Ben is supposed to meet his vendor during a business trip at some odd mountain top hotel. As Ben arrives first, he’s game to explore the terrain surrounding the inn. And indeed, there is a defined path that seems tailor-made for a woodsy stroll.
Ben’s hiking bliss does not last. And in the next few days (years) of his life, it will seem that Ben’s every nightmare and bad memory manifest themselves into things more horrific to be imagined. He tangles with homicidal dog-faced men, a man-hungry giant (literally), and all other sorts of creatures that seem determined to steal his very being. Ben also meets help along the way, including a vaguely familiar older woman who gives Ben some valuable seeds, and a talking crab who adds some comic relief along the way.
Ben learns, and often the hard way, that remaining on the path is crucial to his survival, and return to his real life. It’s tough to adhere to a path that cuts through ocean and terrain alike, but Ben manages, even though he bungles along through most of his travail.
The Hike is a modern-day fairy tale, a hero’s journey of sorts, a Bildungsroman of a grown man who badly needs to let go of the horrors of childhood.

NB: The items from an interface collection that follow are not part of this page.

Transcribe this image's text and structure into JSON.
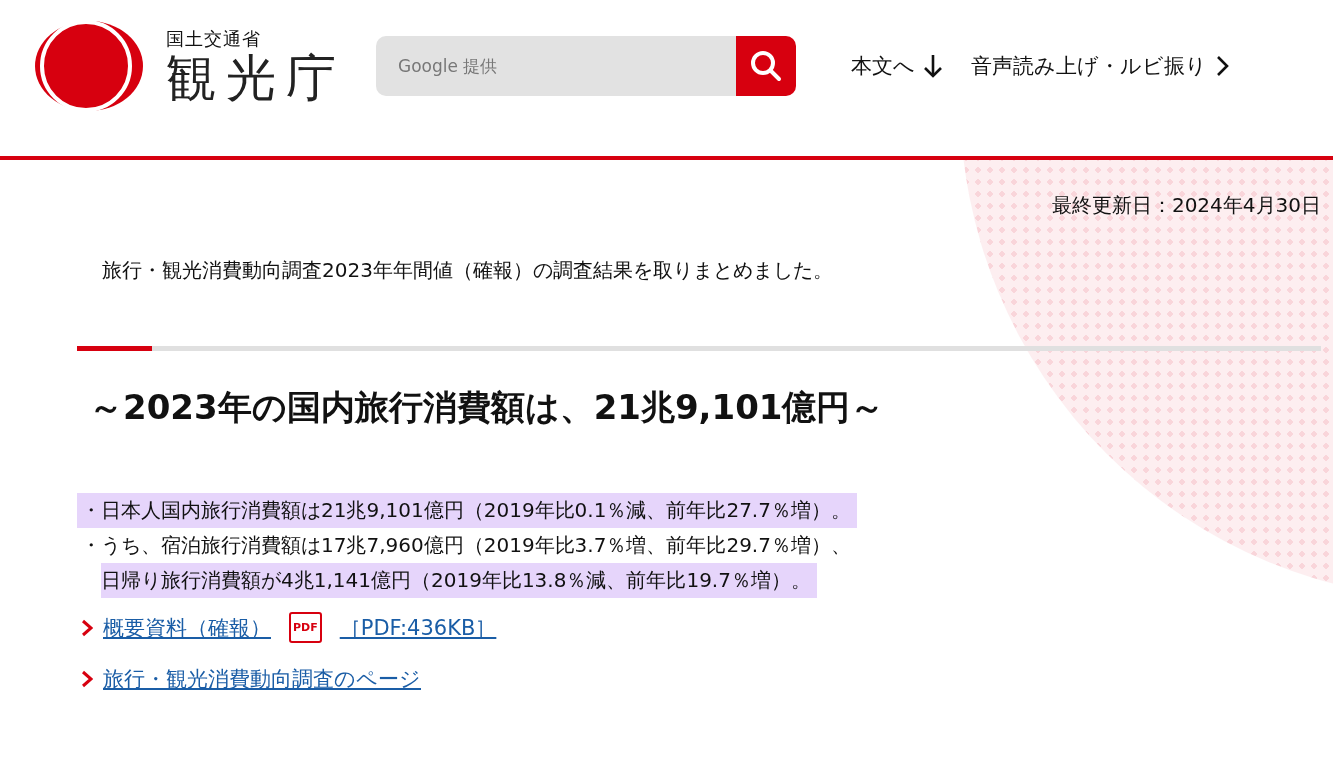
{
  "logo": {
    "ministry": "国土交通省",
    "agency": "観光庁"
  },
  "search": {
    "placeholder": "Google 提供"
  },
  "nav": [
    {
      "label": "本文へ",
      "kind": "jump"
    },
    {
      "label": "音声読み上げ・ルビ振り",
      "kind": "link"
    }
  ],
  "updated": "最終更新日：2024年4月30日",
  "intro": "旅行・観光消費動向調査2023年年間値（確報）の調査結果を取りまとめました。",
  "heading": "～2023年の国内旅行消費額は、21兆9,101億円～",
  "bullets": [
    {
      "marker": "・",
      "lines": [
        {
          "text": "日本人国内旅行消費額は21兆9,101億円（2019年比0.1％減、前年比27.7％増）。",
          "highlighted": true
        }
      ]
    },
    {
      "marker": "・",
      "lines": [
        {
          "text": "うち、宿泊旅行消費額は17兆7,960億円（2019年比3.7％増、前年比29.7％増）、",
          "highlighted": false
        },
        {
          "text": "日帰り旅行消費額が4兆1,141億円（2019年比13.8％減、前年比19.7％増）。",
          "highlighted": true
        }
      ]
    }
  ],
  "links": [
    {
      "text": "概要資料（確報）",
      "badge": "PDF",
      "size": "［PDF:436KB］"
    },
    {
      "text": "旅行・観光消費動向調査のページ"
    }
  ]
}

The book is by turns horrific and whimsical. Ben is a believable Everyman, an average Joe that you will cheer on even when he’s being an idiot.
I started this one after plowing through a shorter book that I didn’t like. The Hike was a much, much better choice.
Pair this one with John Connolly’s The Book of Lost Things, another good book brimming with fantastical, scary, and humorous elements.
(William Hicks, Information Services)